The strength of the ionic bond is dependent on the charge of the respective ions. The higher the charge of the individual ions, the stronger the ionic bond. This is because of the stronger electrostatic forces of attraction between the oppositely charged ions.
For example, you would expect the ionic bond in magnesium oxide to be stronger the sodium chloride. This is because magnesium oxide is made up of magnesium and oxygen ion, where both of them are doubly charged. On the other hand, you would expect the ionic bond in sodium chloride to be weaker, since sodium and chlorine ion are both singly charged. Therefore, you would expect the ionic bond strength of magnesium oxide to be greater.
Different atoms lose a different number of electrons, based on what Group the atoms belongs to. If you are not sure about this concept, please click here before continuing.
To show which molecule has a stronger ionic bond, we can look at the melting and boiling point as a reference. If an ionic molecule has a higher melting and boiling point, it has a stronger ionic bond. This is because higher melting and boiling point means more heat energy is required to overcome the ionic bond. This shows that the ionic bond is stronger for molecules with higher melting and boiling point.
In O Level examination, you are required to draw the ionic compound using dot and cross diagram. Dot and cross illustrate the electrons of individual atoms.
An ionic compound is made up of two or more atoms, where both metal and non-metal atoms are present. In that case, we need to use different symbols to indicate the electrons that belong to different atoms in the same compound.
We can use dot or cross to indicate the electrons.
(2) Covalent Bond
We have learned that metal and non-metal atoms form an ionic bond. Formation of an ionic bond is possible as metal atom loses electron(s) to form positively charged ion and non-metal atom gain electron to form a negatively charged ion. An ionic bond when the oppositely charged ions form electrostatic forces of attraction.
Now, we will learn about covalent bond. Covalent bond is formed between non-metal atoms only. They form covalent bonds by sharing electrons to attain a noble gas configuration. This is different from ionic bond, as atoms loses and gain electrons to attain noble gas configuration.
Remember: Atoms want to attain full valence electron shell (noble gas configuration) as it is more stable.
Covalent bond is the strong force of attraction between the nuclei of atoms of non-metal and the shared pair of valence electron.
As mentioned, covalent bonding involves only non-metal atoms, where they share electrons to attain noble gas configuration. Note: atoms only involve valence electron when forming a bond, the inner electrons are not involved in bonding.
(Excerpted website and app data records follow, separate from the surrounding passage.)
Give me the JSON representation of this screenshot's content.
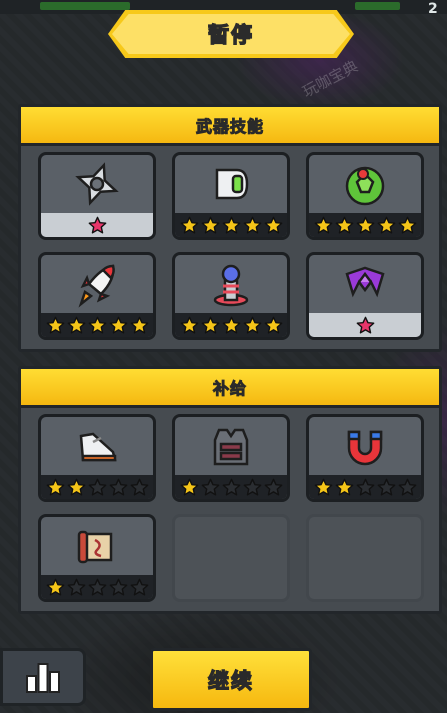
{
  "top": {
    "level_text": "2"
  },
  "title": "暂停",
  "weapons": {
    "header": "武器技能",
    "items": [
      {
        "icon": "shuriken-icon",
        "stars": 1,
        "max": 1
      },
      {
        "icon": "drone-pod-icon",
        "stars": 5,
        "max": 5
      },
      {
        "icon": "soccer-ball-icon",
        "stars": 5,
        "max": 5
      },
      {
        "icon": "rocket-icon",
        "stars": 5,
        "max": 5
      },
      {
        "icon": "tesla-coil-icon",
        "stars": 5,
        "max": 5
      },
      {
        "icon": "purple-boomerang-icon",
        "stars": 1,
        "max": 1
      }
    ]
  },
  "supplies": {
    "header": "补给",
    "items": [
      {
        "icon": "sneaker-icon",
        "stars": 2,
        "max": 5
      },
      {
        "icon": "armor-vest-icon",
        "stars": 1,
        "max": 5
      },
      {
        "icon": "magnet-icon",
        "stars": 2,
        "max": 5
      },
      {
        "icon": "scroll-icon",
        "stars": 1,
        "max": 5
      }
    ]
  },
  "watermark": "玩咖宝典",
  "continue_label": "继续",
  "colors": {
    "gold": "#f7c91a",
    "star_filled": "#f5c518",
    "star_empty": "#2a2d31",
    "star_pink": "#e8356a"
  }
}
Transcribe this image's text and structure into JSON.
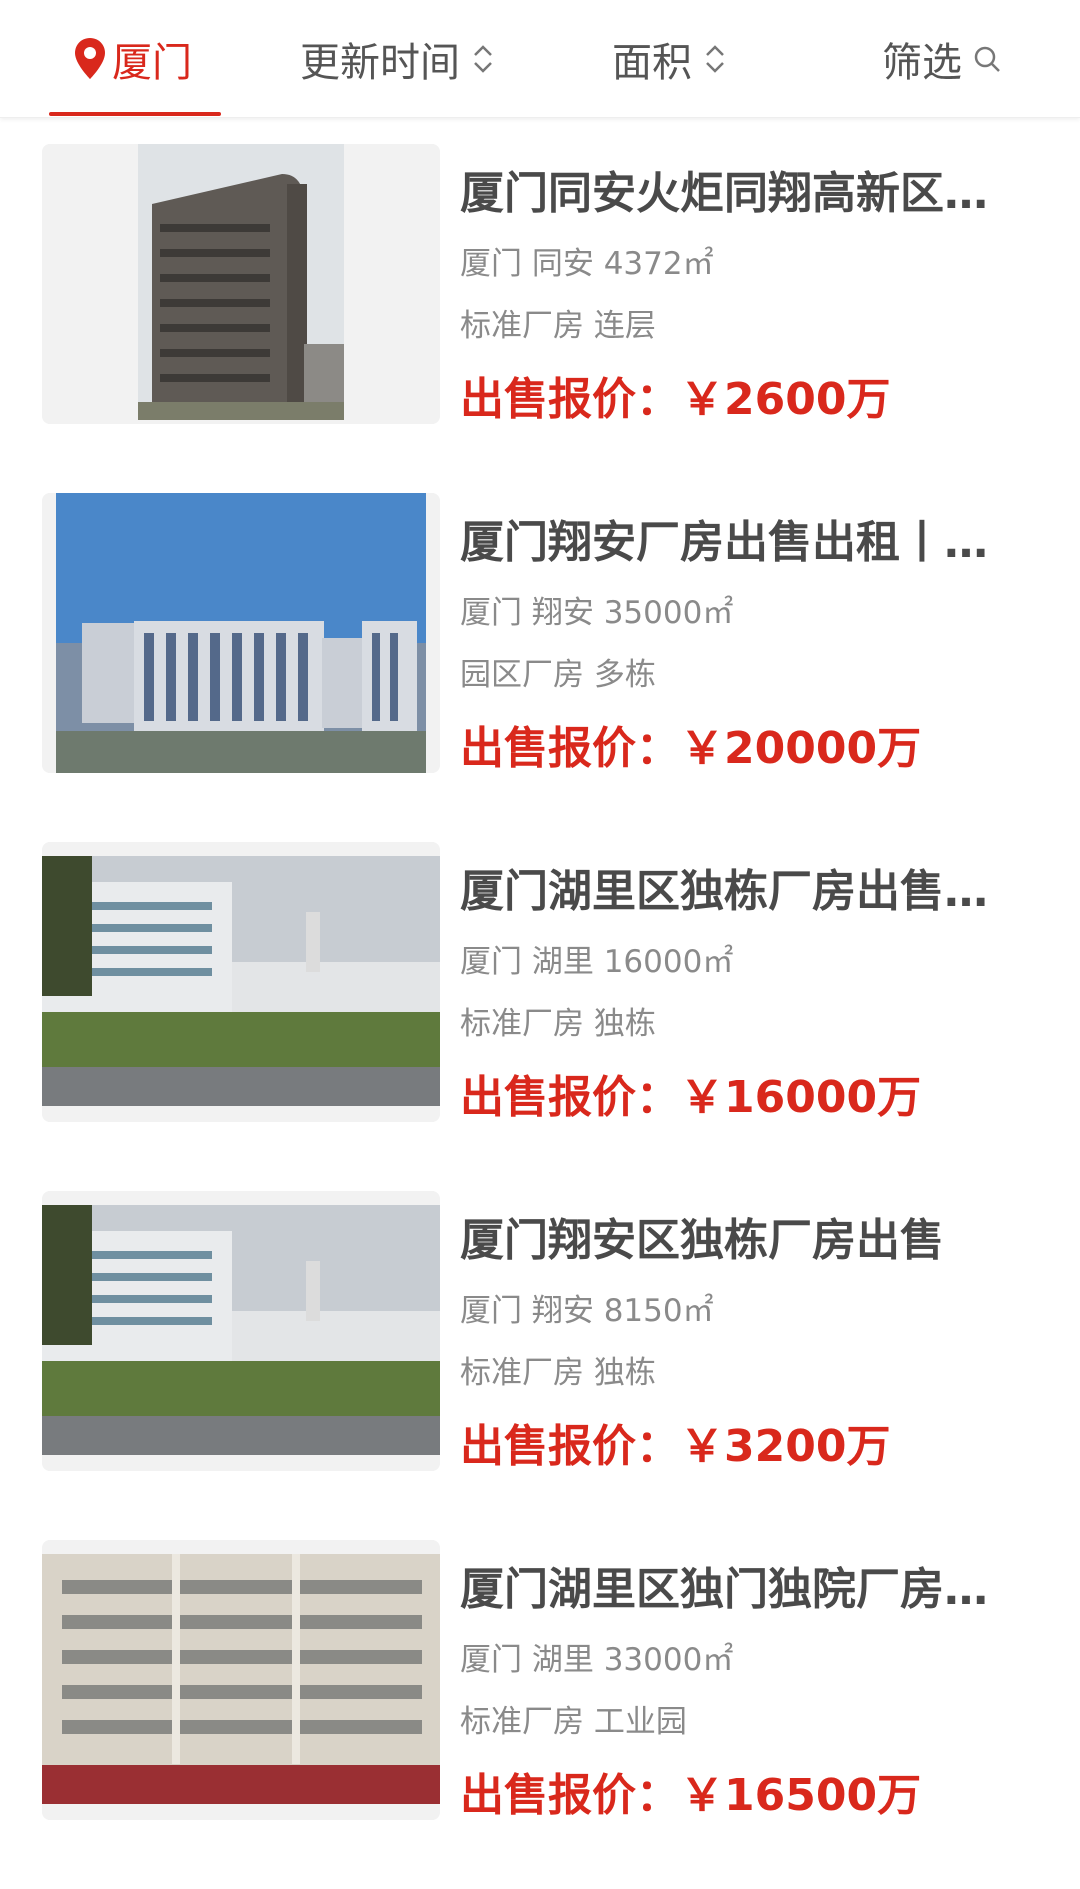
{
  "filterbar": {
    "city": "厦门",
    "update_time": "更新时间",
    "area": "面积",
    "filter": "筛选"
  },
  "listings": [
    {
      "title": "厦门同安火炬同翔高新区…",
      "location": "厦门 同安 4372㎡",
      "type": "标准厂房 连层",
      "price_label": "出售报价：",
      "price": "￥2600万"
    },
    {
      "title": "厦门翔安厂房出售出租丨…",
      "location": "厦门 翔安 35000㎡",
      "type": "园区厂房 多栋",
      "price_label": "出售报价：",
      "price": "￥20000万"
    },
    {
      "title": "厦门湖里区独栋厂房出售…",
      "location": "厦门 湖里 16000㎡",
      "type": "标准厂房 独栋",
      "price_label": "出售报价：",
      "price": "￥16000万"
    },
    {
      "title": "厦门翔安区独栋厂房出售",
      "location": "厦门 翔安 8150㎡",
      "type": "标准厂房 独栋",
      "price_label": "出售报价：",
      "price": "￥3200万"
    },
    {
      "title": "厦门湖里区独门独院厂房…",
      "location": "厦门 湖里 33000㎡",
      "type": "标准厂房 工业园",
      "price_label": "出售报价：",
      "price": "￥16500万"
    }
  ],
  "colors": {
    "accent": "#d9281c",
    "title": "#4a4a4a",
    "meta": "#8a8a8a"
  }
}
This is true for all types of bonding: ionic, covalent and metallic bonding.
Let us study oxygen. An oxygen molecule (O2) is made up of two non-metal oxygen atom. Oxygen atom belongs to Group VI of the periodic table. Hence there will be six valence electrons. Currently, it does not have full valence electron. It requires eight electrons to attain a noble gas configuration, as it is more stable than having six valence electrons.
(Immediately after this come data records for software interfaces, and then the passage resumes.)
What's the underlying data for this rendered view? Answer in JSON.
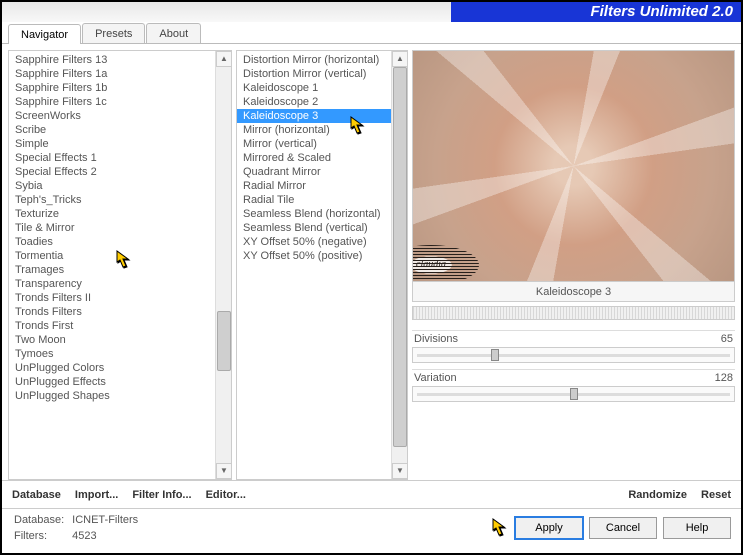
{
  "app_title": "Filters Unlimited 2.0",
  "tabs": [
    "Navigator",
    "Presets",
    "About"
  ],
  "active_tab": 0,
  "left_list": [
    "Sapphire Filters 13",
    "Sapphire Filters 1a",
    "Sapphire Filters 1b",
    "Sapphire Filters 1c",
    "ScreenWorks",
    "Scribe",
    "Simple",
    "Special Effects 1",
    "Special Effects 2",
    "Sybia",
    "Teph's_Tricks",
    "Texturize",
    "Tile & Mirror",
    "Toadies",
    "Tormentia",
    "Tramages",
    "Transparency",
    "Tronds Filters II",
    "Tronds Filters",
    "Tronds First",
    "Two Moon",
    "Tymoes",
    "UnPlugged Colors",
    "UnPlugged Effects",
    "UnPlugged Shapes"
  ],
  "left_selected_index": 12,
  "mid_list": [
    "Distortion Mirror (horizontal)",
    "Distortion Mirror (vertical)",
    "Kaleidoscope 1",
    "Kaleidoscope 2",
    "Kaleidoscope 3",
    "Mirror (horizontal)",
    "Mirror (vertical)",
    "Mirrored & Scaled",
    "Quadrant Mirror",
    "Radial Mirror",
    "Radial Tile",
    "Seamless Blend (horizontal)",
    "Seamless Blend (vertical)",
    "XY Offset 50% (negative)",
    "XY Offset 50% (positive)"
  ],
  "mid_selected_index": 4,
  "filter_name": "Kaleidoscope 3",
  "watermark_text": "claudia",
  "params": [
    {
      "name": "Divisions",
      "value": 65,
      "max": 255
    },
    {
      "name": "Variation",
      "value": 128,
      "max": 255
    }
  ],
  "row1_buttons": [
    "Database",
    "Import...",
    "Filter Info...",
    "Editor...",
    "Randomize",
    "Reset"
  ],
  "footer": {
    "db_label": "Database:",
    "db_value": "ICNET-Filters",
    "filters_label": "Filters:",
    "filters_value": "4523",
    "buttons": [
      "Apply",
      "Cancel",
      "Help"
    ]
  }
}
Hence, two oxygen atoms will come together and each atom share two of its valence electron. For every one electron shared, it gains one other electron from another atom.
By sharing two of its valence electron, it gains two more valence electron. As a result, the oxygen in the molecule has eight valence electron. They are now stable as they have attained a noble gas configuration.
Also, there is two covalent bond between each oxygen atom. This is because there is two pair of shared electrons.
One pair of shared electrons-Single bond
Two pairs of shared electrons-Double bond
Three pairs of shared electrons-Triple bond
Covalent molecule (a molecule that contains covalent bond) is the only type of molecule where you can describe the number of bonds.
(3) Metallic Bond
We have now discussed ionic and covalent bond. But, we have not consider the bond formed between pure metal atoms. The bonds formed between metal atoms are called metallic bonding.
This type of bond is formed when many metal atoms lose electron to form positively charged metal ions. The electrons initially from the metal